↓

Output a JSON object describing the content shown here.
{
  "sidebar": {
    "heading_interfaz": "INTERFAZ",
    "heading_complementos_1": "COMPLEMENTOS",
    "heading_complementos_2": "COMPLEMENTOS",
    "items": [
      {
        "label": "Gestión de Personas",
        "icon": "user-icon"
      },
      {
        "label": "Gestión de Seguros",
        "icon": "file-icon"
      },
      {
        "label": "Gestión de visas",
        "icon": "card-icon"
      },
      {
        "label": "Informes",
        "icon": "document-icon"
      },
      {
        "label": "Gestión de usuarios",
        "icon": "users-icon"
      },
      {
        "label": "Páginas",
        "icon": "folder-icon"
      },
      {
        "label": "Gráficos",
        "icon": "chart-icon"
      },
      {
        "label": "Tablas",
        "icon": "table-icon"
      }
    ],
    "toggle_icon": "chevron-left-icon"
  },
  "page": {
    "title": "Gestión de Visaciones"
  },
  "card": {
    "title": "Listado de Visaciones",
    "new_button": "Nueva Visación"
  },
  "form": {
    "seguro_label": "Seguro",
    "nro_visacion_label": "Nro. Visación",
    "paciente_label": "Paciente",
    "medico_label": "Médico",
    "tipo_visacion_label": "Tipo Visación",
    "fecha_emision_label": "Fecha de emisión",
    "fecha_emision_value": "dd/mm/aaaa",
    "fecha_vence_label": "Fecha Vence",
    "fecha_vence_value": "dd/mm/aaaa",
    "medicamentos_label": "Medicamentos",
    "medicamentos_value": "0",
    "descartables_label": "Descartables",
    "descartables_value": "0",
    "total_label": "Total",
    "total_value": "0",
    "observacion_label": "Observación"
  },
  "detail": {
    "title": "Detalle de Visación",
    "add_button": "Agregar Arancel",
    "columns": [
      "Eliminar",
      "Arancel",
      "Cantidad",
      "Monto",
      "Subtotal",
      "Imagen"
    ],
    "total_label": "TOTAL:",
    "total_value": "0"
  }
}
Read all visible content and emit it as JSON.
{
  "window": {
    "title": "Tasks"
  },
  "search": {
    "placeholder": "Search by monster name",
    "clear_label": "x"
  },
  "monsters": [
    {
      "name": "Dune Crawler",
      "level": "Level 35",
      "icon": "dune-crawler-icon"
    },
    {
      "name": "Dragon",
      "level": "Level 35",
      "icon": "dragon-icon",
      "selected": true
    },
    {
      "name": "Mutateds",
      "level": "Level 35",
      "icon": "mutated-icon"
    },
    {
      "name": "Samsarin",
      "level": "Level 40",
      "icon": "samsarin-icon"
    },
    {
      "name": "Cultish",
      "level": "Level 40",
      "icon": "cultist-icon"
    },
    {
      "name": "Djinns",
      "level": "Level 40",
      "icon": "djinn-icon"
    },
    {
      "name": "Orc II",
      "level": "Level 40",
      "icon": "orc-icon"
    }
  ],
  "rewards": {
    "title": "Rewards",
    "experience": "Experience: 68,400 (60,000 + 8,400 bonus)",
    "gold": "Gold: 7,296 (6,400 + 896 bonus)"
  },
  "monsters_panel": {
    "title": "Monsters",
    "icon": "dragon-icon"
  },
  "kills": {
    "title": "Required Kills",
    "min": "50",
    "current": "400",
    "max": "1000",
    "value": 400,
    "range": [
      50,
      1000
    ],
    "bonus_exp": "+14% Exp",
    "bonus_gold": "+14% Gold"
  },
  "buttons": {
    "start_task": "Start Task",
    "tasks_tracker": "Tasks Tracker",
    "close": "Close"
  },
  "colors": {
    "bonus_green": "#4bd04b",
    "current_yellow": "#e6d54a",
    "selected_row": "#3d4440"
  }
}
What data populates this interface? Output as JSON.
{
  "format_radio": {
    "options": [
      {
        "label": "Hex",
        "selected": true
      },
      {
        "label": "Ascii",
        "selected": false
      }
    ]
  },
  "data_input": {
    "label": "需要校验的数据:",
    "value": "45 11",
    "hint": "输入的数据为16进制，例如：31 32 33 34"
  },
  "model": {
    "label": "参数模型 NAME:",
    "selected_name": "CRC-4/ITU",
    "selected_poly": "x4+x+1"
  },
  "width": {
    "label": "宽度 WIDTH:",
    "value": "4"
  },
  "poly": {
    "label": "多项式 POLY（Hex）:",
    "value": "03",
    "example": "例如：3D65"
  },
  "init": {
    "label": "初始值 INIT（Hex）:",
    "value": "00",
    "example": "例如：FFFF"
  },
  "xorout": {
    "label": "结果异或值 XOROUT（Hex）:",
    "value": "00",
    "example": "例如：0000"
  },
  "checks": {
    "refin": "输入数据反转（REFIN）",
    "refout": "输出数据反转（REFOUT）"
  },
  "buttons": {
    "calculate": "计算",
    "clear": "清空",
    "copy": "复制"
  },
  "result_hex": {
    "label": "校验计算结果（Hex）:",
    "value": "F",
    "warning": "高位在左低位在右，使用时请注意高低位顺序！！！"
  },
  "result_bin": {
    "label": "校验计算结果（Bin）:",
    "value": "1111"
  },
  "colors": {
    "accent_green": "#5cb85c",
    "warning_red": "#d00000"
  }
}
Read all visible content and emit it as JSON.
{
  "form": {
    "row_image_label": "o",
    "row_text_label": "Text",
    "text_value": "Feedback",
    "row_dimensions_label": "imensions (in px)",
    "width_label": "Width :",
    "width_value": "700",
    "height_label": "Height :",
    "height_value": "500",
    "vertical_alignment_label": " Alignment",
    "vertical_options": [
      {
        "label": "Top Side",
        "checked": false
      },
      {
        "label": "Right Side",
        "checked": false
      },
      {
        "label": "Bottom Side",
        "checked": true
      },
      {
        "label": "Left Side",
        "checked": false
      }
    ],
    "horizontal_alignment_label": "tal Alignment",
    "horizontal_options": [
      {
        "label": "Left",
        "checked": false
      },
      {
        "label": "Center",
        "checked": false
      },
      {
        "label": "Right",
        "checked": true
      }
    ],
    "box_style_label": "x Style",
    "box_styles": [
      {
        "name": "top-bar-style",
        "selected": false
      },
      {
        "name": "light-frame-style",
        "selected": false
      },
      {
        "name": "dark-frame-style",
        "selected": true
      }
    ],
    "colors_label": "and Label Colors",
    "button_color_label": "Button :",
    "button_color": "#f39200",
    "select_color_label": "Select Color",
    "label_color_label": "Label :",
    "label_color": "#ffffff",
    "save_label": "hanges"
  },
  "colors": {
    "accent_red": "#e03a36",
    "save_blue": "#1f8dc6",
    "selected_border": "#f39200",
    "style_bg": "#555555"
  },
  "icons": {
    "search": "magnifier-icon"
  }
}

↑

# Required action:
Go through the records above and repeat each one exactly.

# Answer section:
Output a JSON object describing the content shown here.
{
  "sidebar": {
    "heading_interfaz": "INTERFAZ",
    "heading_complementos_1": "COMPLEMENTOS",
    "heading_complementos_2": "COMPLEMENTOS",
    "items": [
      {
        "label": "Gestión de Personas",
        "icon": "user-icon"
      },
      {
        "label": "Gestión de Seguros",
        "icon": "file-icon"
      },
      {
        "label": "Gestión de visas",
        "icon": "card-icon"
      },
      {
        "label": "Informes",
        "icon": "document-icon"
      },
      {
        "label": "Gestión de usuarios",
        "icon": "users-icon"
      },
      {
        "label": "Páginas",
        "icon": "folder-icon"
      },
      {
        "label": "Gráficos",
        "icon": "chart-icon"
      },
      {
        "label": "Tablas",
        "icon": "table-icon"
      }
    ],
    "toggle_icon": "chevron-left-icon"
  },
  "page": {
    "title": "Gestión de Visaciones"
  },
  "card": {
    "title": "Listado de Visaciones",
    "new_button": "Nueva Visación"
  },
  "form": {
    "seguro_label": "Seguro",
    "nro_visacion_label": "Nro. Visación",
    "paciente_label": "Paciente",
    "medico_label": "Médico",
    "tipo_visacion_label": "Tipo Visación",
    "fecha_emision_label": "Fecha de emisión",
    "fecha_emision_value": "dd/mm/aaaa",
    "fecha_vence_label": "Fecha Vence",
    "fecha_vence_value": "dd/mm/aaaa",
    "medicamentos_label": "Medicamentos",
    "medicamentos_value": "0",
    "descartables_label": "Descartables",
    "descartables_value": "0",
    "total_label": "Total",
    "total_value": "0",
    "observacion_label": "Observación"
  },
  "detail": {
    "title": "Detalle de Visación",
    "add_button": "Agregar Arancel",
    "columns": [
      "Eliminar",
      "Arancel",
      "Cantidad",
      "Monto",
      "Subtotal",
      "Imagen"
    ],
    "total_label": "TOTAL:",
    "total_value": "0"
  }
}
Read all visible content and emit it as JSON.
{
  "window": {
    "title": "Tasks"
  },
  "search": {
    "placeholder": "Search by monster name",
    "clear_label": "x"
  },
  "monsters": [
    {
      "name": "Dune Crawler",
      "level": "Level 35",
      "icon": "dune-crawler-icon"
    },
    {
      "name": "Dragon",
      "level": "Level 35",
      "icon": "dragon-icon",
      "selected": true
    },
    {
      "name": "Mutateds",
      "level": "Level 35",
      "icon": "mutated-icon"
    },
    {
      "name": "Samsarin",
      "level": "Level 40",
      "icon": "samsarin-icon"
    },
    {
      "name": "Cultish",
      "level": "Level 40",
      "icon": "cultist-icon"
    },
    {
      "name": "Djinns",
      "level": "Level 40",
      "icon": "djinn-icon"
    },
    {
      "name": "Orc II",
      "level": "Level 40",
      "icon": "orc-icon"
    }
  ],
  "rewards": {
    "title": "Rewards",
    "experience": "Experience: 68,400 (60,000 + 8,400 bonus)",
    "gold": "Gold: 7,296 (6,400 + 896 bonus)"
  },
  "monsters_panel": {
    "title": "Monsters",
    "icon": "dragon-icon"
  },
  "kills": {
    "title": "Required Kills",
    "min": "50",
    "current": "400",
    "max": "1000",
    "value": 400,
    "range": [
      50,
      1000
    ],
    "bonus_exp": "+14% Exp",
    "bonus_gold": "+14% Gold"
  },
  "buttons": {
    "start_task": "Start Task",
    "tasks_tracker": "Tasks Tracker",
    "close": "Close"
  },
  "colors": {
    "bonus_green": "#4bd04b",
    "current_yellow": "#e6d54a",
    "selected_row": "#3d4440"
  }
}
What data populates this interface? Output as JSON.
{
  "format_radio": {
    "options": [
      {
        "label": "Hex",
        "selected": true
      },
      {
        "label": "Ascii",
        "selected": false
      }
    ]
  },
  "data_input": {
    "label": "需要校验的数据:",
    "value": "45 11",
    "hint": "输入的数据为16进制，例如：31 32 33 34"
  },
  "model": {
    "label": "参数模型 NAME:",
    "selected_name": "CRC-4/ITU",
    "selected_poly": "x4+x+1"
  },
  "width": {
    "label": "宽度 WIDTH:",
    "value": "4"
  },
  "poly": {
    "label": "多项式 POLY（Hex）:",
    "value": "03",
    "example": "例如：3D65"
  },
  "init": {
    "label": "初始值 INIT（Hex）:",
    "value": "00",
    "example": "例如：FFFF"
  },
  "xorout": {
    "label": "结果异或值 XOROUT（Hex）:",
    "value": "00",
    "example": "例如：0000"
  },
  "checks": {
    "refin": "输入数据反转（REFIN）",
    "refout": "输出数据反转（REFOUT）"
  },
  "buttons": {
    "calculate": "计算",
    "clear": "清空",
    "copy": "复制"
  },
  "result_hex": {
    "label": "校验计算结果（Hex）:",
    "value": "F",
    "warning": "高位在左低位在右，使用时请注意高低位顺序！！！"
  },
  "result_bin": {
    "label": "校验计算结果（Bin）:",
    "value": "1111"
  },
  "colors": {
    "accent_green": "#5cb85c",
    "warning_red": "#d00000"
  }
}
Read all visible content and emit it as JSON.
{
  "form": {
    "row_image_label": "o",
    "row_text_label": "Text",
    "text_value": "Feedback",
    "row_dimensions_label": "imensions (in px)",
    "width_label": "Width :",
    "width_value": "700",
    "height_label": "Height :",
    "height_value": "500",
    "vertical_alignment_label": " Alignment",
    "vertical_options": [
      {
        "label": "Top Side",
        "checked": false
      },
      {
        "label": "Right Side",
        "checked": false
      },
      {
        "label": "Bottom Side",
        "checked": true
      },
      {
        "label": "Left Side",
        "checked": false
      }
    ],
    "horizontal_alignment_label": "tal Alignment",
    "horizontal_options": [
      {
        "label": "Left",
        "checked": false
      },
      {
        "label": "Center",
        "checked": false
      },
      {
        "label": "Right",
        "checked": true
      }
    ],
    "box_style_label": "x Style",
    "box_styles": [
      {
        "name": "top-bar-style",
        "selected": false
      },
      {
        "name": "light-frame-style",
        "selected": false
      },
      {
        "name": "dark-frame-style",
        "selected": true
      }
    ],
    "colors_label": "and Label Colors",
    "button_color_label": "Button :",
    "button_color": "#f39200",
    "select_color_label": "Select Color",
    "label_color_label": "Label :",
    "label_color": "#ffffff",
    "save_label": "hanges"
  },
  "colors": {
    "accent_red": "#e03a36",
    "save_blue": "#1f8dc6",
    "selected_border": "#f39200",
    "style_bg": "#555555"
  },
  "icons": {
    "search": "magnifier-icon"
  }
}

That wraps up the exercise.